═══ Dataset content ═══
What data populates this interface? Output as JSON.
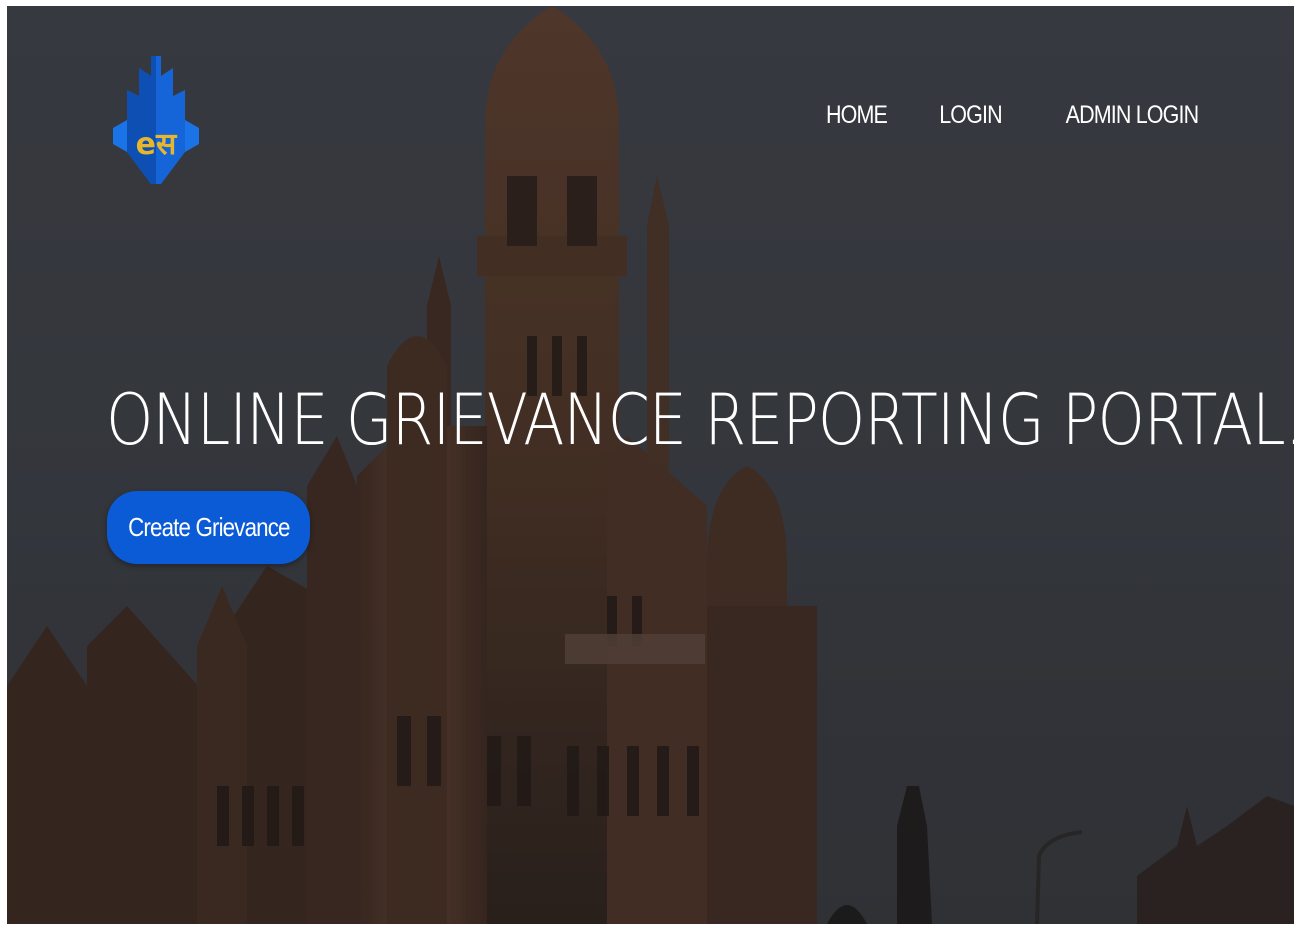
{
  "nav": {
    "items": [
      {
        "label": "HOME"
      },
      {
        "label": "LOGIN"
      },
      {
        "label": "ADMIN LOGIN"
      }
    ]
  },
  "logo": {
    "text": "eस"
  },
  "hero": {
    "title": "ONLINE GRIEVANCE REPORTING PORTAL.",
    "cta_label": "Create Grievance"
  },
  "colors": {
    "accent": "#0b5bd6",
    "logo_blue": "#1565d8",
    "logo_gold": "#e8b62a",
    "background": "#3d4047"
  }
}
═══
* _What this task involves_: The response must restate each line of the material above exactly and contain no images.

* _Result of the task_:
What data populates this interface? Output as JSON.
{
  "nav": {
    "items": [
      {
        "label": "HOME"
      },
      {
        "label": "LOGIN"
      },
      {
        "label": "ADMIN LOGIN"
      }
    ]
  },
  "logo": {
    "text": "eस"
  },
  "hero": {
    "title": "ONLINE GRIEVANCE REPORTING PORTAL.",
    "cta_label": "Create Grievance"
  },
  "colors": {
    "accent": "#0b5bd6",
    "logo_blue": "#1565d8",
    "logo_gold": "#e8b62a",
    "background": "#3d4047"
  }
}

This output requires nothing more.